Go through the data below and return each line where the string "Meine" appears.

→ MATERIALS PROVIDED
= = = =
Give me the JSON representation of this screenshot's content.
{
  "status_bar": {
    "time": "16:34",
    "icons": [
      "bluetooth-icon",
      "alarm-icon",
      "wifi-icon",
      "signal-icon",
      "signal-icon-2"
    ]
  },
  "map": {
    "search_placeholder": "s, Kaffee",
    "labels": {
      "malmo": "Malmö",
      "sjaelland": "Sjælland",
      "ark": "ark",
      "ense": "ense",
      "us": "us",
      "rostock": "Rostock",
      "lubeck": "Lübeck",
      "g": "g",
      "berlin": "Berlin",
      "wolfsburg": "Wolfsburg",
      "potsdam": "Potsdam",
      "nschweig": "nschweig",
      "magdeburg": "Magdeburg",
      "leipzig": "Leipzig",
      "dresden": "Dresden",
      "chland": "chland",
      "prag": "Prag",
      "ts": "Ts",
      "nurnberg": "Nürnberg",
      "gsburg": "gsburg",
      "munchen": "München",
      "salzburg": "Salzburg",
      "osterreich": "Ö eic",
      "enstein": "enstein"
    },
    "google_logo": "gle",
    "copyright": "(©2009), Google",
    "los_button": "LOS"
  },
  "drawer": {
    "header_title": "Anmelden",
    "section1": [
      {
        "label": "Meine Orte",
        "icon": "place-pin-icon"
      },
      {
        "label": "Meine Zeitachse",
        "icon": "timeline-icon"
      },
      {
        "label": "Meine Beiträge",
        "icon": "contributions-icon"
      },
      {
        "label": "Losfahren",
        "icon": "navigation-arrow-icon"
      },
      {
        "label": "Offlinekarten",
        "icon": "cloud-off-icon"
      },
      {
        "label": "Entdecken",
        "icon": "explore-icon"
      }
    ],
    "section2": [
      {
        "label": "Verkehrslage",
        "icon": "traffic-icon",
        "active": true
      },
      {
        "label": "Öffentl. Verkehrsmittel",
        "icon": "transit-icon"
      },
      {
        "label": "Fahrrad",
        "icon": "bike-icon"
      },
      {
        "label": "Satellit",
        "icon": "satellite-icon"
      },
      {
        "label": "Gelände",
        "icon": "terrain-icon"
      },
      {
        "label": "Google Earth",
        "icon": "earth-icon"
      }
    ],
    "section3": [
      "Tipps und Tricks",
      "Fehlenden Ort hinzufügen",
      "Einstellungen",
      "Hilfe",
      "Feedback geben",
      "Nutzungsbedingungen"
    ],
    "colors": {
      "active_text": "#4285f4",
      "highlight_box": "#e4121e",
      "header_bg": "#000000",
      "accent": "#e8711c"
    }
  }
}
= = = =
→ EXERCISE OUTPUT
        "label": "Meine Orte",
        "label": "Meine Zeitachse",
        "label": "Meine Beiträge",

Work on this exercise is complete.